• [Exercise description]
What you print must match the data line for line.

• [Items from an interface collection]
--- START ---
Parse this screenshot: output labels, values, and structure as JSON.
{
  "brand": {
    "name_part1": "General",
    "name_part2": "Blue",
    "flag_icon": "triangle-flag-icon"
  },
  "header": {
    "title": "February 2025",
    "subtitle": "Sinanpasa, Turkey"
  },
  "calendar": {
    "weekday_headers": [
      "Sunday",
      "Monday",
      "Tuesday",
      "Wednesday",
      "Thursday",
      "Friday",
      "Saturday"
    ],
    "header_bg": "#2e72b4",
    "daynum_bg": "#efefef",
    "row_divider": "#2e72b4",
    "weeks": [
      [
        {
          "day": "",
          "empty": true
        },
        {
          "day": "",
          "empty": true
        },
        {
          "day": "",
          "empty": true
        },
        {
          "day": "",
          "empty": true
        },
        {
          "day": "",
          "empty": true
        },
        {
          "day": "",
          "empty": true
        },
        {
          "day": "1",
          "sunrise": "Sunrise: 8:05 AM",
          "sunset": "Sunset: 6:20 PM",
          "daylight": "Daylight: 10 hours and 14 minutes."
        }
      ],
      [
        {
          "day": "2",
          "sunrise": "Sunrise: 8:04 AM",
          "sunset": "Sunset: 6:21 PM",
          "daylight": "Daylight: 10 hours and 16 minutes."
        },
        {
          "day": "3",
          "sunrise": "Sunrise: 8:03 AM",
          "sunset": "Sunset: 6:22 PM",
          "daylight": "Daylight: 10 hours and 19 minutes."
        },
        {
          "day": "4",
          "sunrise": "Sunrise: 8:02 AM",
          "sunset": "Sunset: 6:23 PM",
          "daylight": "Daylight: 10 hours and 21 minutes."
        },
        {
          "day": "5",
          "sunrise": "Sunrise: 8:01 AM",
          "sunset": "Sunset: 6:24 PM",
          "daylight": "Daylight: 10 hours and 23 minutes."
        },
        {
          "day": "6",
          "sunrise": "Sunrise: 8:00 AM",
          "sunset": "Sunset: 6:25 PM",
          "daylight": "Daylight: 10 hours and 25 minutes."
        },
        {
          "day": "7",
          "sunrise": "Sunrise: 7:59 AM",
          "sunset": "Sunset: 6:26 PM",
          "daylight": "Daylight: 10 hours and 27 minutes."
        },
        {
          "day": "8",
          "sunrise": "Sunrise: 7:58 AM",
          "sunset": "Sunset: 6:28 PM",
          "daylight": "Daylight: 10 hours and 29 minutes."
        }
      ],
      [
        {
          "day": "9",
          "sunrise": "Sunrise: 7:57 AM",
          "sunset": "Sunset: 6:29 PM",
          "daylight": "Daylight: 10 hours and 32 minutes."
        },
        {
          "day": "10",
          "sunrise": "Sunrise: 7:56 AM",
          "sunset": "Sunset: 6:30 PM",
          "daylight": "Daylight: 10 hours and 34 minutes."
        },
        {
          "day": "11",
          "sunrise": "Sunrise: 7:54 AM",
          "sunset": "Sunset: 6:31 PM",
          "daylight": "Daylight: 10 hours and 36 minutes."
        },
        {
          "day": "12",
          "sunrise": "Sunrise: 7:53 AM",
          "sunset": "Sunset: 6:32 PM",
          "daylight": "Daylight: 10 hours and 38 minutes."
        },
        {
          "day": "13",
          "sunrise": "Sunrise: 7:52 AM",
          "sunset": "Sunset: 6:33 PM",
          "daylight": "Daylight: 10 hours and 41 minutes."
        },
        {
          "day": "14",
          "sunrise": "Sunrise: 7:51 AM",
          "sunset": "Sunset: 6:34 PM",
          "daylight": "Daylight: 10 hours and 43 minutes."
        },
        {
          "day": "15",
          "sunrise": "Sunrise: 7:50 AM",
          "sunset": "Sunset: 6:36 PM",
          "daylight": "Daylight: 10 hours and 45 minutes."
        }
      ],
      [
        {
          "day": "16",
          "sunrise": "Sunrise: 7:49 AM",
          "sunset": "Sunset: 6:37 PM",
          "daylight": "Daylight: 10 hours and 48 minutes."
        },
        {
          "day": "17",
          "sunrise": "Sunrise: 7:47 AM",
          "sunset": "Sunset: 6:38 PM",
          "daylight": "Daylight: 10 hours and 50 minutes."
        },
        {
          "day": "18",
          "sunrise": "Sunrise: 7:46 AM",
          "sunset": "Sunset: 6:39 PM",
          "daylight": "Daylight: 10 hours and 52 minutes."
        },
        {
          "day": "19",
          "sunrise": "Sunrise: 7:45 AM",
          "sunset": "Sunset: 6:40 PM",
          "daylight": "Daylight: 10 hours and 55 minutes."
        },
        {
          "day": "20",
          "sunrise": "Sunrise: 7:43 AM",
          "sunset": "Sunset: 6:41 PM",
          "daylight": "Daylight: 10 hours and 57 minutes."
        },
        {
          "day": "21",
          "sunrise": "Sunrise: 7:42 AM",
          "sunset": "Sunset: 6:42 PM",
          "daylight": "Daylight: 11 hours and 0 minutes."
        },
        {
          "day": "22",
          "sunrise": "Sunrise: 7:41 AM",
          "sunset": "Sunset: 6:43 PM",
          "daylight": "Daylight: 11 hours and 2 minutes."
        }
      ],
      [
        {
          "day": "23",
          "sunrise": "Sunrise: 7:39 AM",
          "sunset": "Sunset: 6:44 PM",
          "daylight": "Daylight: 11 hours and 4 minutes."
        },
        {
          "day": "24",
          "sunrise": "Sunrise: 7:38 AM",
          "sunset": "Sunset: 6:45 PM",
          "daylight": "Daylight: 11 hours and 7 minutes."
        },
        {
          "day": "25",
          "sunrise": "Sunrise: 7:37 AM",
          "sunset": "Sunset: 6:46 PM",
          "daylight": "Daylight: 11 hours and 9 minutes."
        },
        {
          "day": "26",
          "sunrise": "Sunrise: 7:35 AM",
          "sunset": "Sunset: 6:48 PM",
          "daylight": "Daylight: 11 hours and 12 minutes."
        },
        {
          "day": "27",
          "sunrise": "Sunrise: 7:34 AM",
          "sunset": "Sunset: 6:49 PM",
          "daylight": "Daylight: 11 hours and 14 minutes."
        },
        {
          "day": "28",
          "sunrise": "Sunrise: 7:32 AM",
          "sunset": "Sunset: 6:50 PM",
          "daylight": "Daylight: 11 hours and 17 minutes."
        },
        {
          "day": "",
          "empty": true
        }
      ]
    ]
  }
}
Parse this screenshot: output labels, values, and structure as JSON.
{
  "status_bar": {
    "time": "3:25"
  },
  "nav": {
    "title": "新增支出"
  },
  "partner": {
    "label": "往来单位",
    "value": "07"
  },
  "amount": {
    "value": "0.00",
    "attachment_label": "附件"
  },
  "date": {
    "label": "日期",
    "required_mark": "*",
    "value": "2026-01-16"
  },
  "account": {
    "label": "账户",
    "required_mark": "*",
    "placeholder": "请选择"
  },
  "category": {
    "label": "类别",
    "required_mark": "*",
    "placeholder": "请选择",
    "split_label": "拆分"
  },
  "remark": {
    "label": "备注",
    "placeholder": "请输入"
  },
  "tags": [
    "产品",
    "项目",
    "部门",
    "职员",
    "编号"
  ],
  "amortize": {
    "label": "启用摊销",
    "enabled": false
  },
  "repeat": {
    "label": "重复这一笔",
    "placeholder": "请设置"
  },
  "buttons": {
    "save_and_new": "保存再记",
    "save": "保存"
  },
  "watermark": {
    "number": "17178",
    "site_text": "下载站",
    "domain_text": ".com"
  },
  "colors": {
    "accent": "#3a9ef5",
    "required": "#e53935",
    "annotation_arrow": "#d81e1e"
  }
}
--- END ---
• [Finished task]
Parse this screenshot: output labels, values, and structure as JSON.
{
  "brand": {
    "name_part1": "General",
    "name_part2": "Blue",
    "flag_icon": "triangle-flag-icon"
  },
  "header": {
    "title": "February 2025",
    "subtitle": "Sinanpasa, Turkey"
  },
  "calendar": {
    "weekday_headers": [
      "Sunday",
      "Monday",
      "Tuesday",
      "Wednesday",
      "Thursday",
      "Friday",
      "Saturday"
    ],
    "header_bg": "#2e72b4",
    "daynum_bg": "#efefef",
    "row_divider": "#2e72b4",
    "weeks": [
      [
        {
          "day": "",
          "empty": true
        },
        {
          "day": "",
          "empty": true
        },
        {
          "day": "",
          "empty": true
        },
        {
          "day": "",
          "empty": true
        },
        {
          "day": "",
          "empty": true
        },
        {
          "day": "",
          "empty": true
        },
        {
          "day": "1",
          "sunrise": "Sunrise: 8:05 AM",
          "sunset": "Sunset: 6:20 PM",
          "daylight": "Daylight: 10 hours and 14 minutes."
        }
      ],
      [
        {
          "day": "2",
          "sunrise": "Sunrise: 8:04 AM",
          "sunset": "Sunset: 6:21 PM",
          "daylight": "Daylight: 10 hours and 16 minutes."
        },
        {
          "day": "3",
          "sunrise": "Sunrise: 8:03 AM",
          "sunset": "Sunset: 6:22 PM",
          "daylight": "Daylight: 10 hours and 19 minutes."
        },
        {
          "day": "4",
          "sunrise": "Sunrise: 8:02 AM",
          "sunset": "Sunset: 6:23 PM",
          "daylight": "Daylight: 10 hours and 21 minutes."
        },
        {
          "day": "5",
          "sunrise": "Sunrise: 8:01 AM",
          "sunset": "Sunset: 6:24 PM",
          "daylight": "Daylight: 10 hours and 23 minutes."
        },
        {
          "day": "6",
          "sunrise": "Sunrise: 8:00 AM",
          "sunset": "Sunset: 6:25 PM",
          "daylight": "Daylight: 10 hours and 25 minutes."
        },
        {
          "day": "7",
          "sunrise": "Sunrise: 7:59 AM",
          "sunset": "Sunset: 6:26 PM",
          "daylight": "Daylight: 10 hours and 27 minutes."
        },
        {
          "day": "8",
          "sunrise": "Sunrise: 7:58 AM",
          "sunset": "Sunset: 6:28 PM",
          "daylight": "Daylight: 10 hours and 29 minutes."
        }
      ],
      [
        {
          "day": "9",
          "sunrise": "Sunrise: 7:57 AM",
          "sunset": "Sunset: 6:29 PM",
          "daylight": "Daylight: 10 hours and 32 minutes."
        },
        {
          "day": "10",
          "sunrise": "Sunrise: 7:56 AM",
          "sunset": "Sunset: 6:30 PM",
          "daylight": "Daylight: 10 hours and 34 minutes."
        },
        {
          "day": "11",
          "sunrise": "Sunrise: 7:54 AM",
          "sunset": "Sunset: 6:31 PM",
          "daylight": "Daylight: 10 hours and 36 minutes."
        },
        {
          "day": "12",
          "sunrise": "Sunrise: 7:53 AM",
          "sunset": "Sunset: 6:32 PM",
          "daylight": "Daylight: 10 hours and 38 minutes."
        },
        {
          "day": "13",
          "sunrise": "Sunrise: 7:52 AM",
          "sunset": "Sunset: 6:33 PM",
          "daylight": "Daylight: 10 hours and 41 minutes."
        },
        {
          "day": "14",
          "sunrise": "Sunrise: 7:51 AM",
          "sunset": "Sunset: 6:34 PM",
          "daylight": "Daylight: 10 hours and 43 minutes."
        },
        {
          "day": "15",
          "sunrise": "Sunrise: 7:50 AM",
          "sunset": "Sunset: 6:36 PM",
          "daylight": "Daylight: 10 hours and 45 minutes."
        }
      ],
      [
        {
          "day": "16",
          "sunrise": "Sunrise: 7:49 AM",
          "sunset": "Sunset: 6:37 PM",
          "daylight": "Daylight: 10 hours and 48 minutes."
        },
        {
          "day": "17",
          "sunrise": "Sunrise: 7:47 AM",
          "sunset": "Sunset: 6:38 PM",
          "daylight": "Daylight: 10 hours and 50 minutes."
        },
        {
          "day": "18",
          "sunrise": "Sunrise: 7:46 AM",
          "sunset": "Sunset: 6:39 PM",
          "daylight": "Daylight: 10 hours and 52 minutes."
        },
        {
          "day": "19",
          "sunrise": "Sunrise: 7:45 AM",
          "sunset": "Sunset: 6:40 PM",
          "daylight": "Daylight: 10 hours and 55 minutes."
        },
        {
          "day": "20",
          "sunrise": "Sunrise: 7:43 AM",
          "sunset": "Sunset: 6:41 PM",
          "daylight": "Daylight: 10 hours and 57 minutes."
        },
        {
          "day": "21",
          "sunrise": "Sunrise: 7:42 AM",
          "sunset": "Sunset: 6:42 PM",
          "daylight": "Daylight: 11 hours and 0 minutes."
        },
        {
          "day": "22",
          "sunrise": "Sunrise: 7:41 AM",
          "sunset": "Sunset: 6:43 PM",
          "daylight": "Daylight: 11 hours and 2 minutes."
        }
      ],
      [
        {
          "day": "23",
          "sunrise": "Sunrise: 7:39 AM",
          "sunset": "Sunset: 6:44 PM",
          "daylight": "Daylight: 11 hours and 4 minutes."
        },
        {
          "day": "24",
          "sunrise": "Sunrise: 7:38 AM",
          "sunset": "Sunset: 6:45 PM",
          "daylight": "Daylight: 11 hours and 7 minutes."
        },
        {
          "day": "25",
          "sunrise": "Sunrise: 7:37 AM",
          "sunset": "Sunset: 6:46 PM",
          "daylight": "Daylight: 11 hours and 9 minutes."
        },
        {
          "day": "26",
          "sunrise": "Sunrise: 7:35 AM",
          "sunset": "Sunset: 6:48 PM",
          "daylight": "Daylight: 11 hours and 12 minutes."
        },
        {
          "day": "27",
          "sunrise": "Sunrise: 7:34 AM",
          "sunset": "Sunset: 6:49 PM",
          "daylight": "Daylight: 11 hours and 14 minutes."
        },
        {
          "day": "28",
          "sunrise": "Sunrise: 7:32 AM",
          "sunset": "Sunset: 6:50 PM",
          "daylight": "Daylight: 11 hours and 17 minutes."
        },
        {
          "day": "",
          "empty": true
        }
      ]
    ]
  }
}
Parse this screenshot: output labels, values, and structure as JSON.
{
  "status_bar": {
    "time": "3:25"
  },
  "nav": {
    "title": "新增支出"
  },
  "partner": {
    "label": "往来单位",
    "value": "07"
  },
  "amount": {
    "value": "0.00",
    "attachment_label": "附件"
  },
  "date": {
    "label": "日期",
    "required_mark": "*",
    "value": "2026-01-16"
  },
  "account": {
    "label": "账户",
    "required_mark": "*",
    "placeholder": "请选择"
  },
  "category": {
    "label": "类别",
    "required_mark": "*",
    "placeholder": "请选择",
    "split_label": "拆分"
  },
  "remark": {
    "label": "备注",
    "placeholder": "请输入"
  },
  "tags": [
    "产品",
    "项目",
    "部门",
    "职员",
    "编号"
  ],
  "amortize": {
    "label": "启用摊销",
    "enabled": false
  },
  "repeat": {
    "label": "重复这一笔",
    "placeholder": "请设置"
  },
  "buttons": {
    "save_and_new": "保存再记",
    "save": "保存"
  },
  "watermark": {
    "number": "17178",
    "site_text": "下载站",
    "domain_text": ".com"
  },
  "colors": {
    "accent": "#3a9ef5",
    "required": "#e53935",
    "annotation_arrow": "#d81e1e"
  }
}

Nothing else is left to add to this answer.